*Work instruction*.
How many lines of the data contain the string "your"? Write the number and nothing more.

*Extracted records*.
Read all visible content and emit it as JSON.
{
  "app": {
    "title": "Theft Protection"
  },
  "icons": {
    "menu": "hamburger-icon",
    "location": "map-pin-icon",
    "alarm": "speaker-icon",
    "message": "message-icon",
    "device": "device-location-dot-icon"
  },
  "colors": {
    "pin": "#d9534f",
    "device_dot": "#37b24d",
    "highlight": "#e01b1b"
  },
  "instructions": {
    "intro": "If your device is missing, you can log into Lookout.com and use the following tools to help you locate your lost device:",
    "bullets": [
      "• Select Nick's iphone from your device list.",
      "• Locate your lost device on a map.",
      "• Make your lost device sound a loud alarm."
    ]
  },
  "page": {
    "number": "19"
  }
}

*Reply*.
4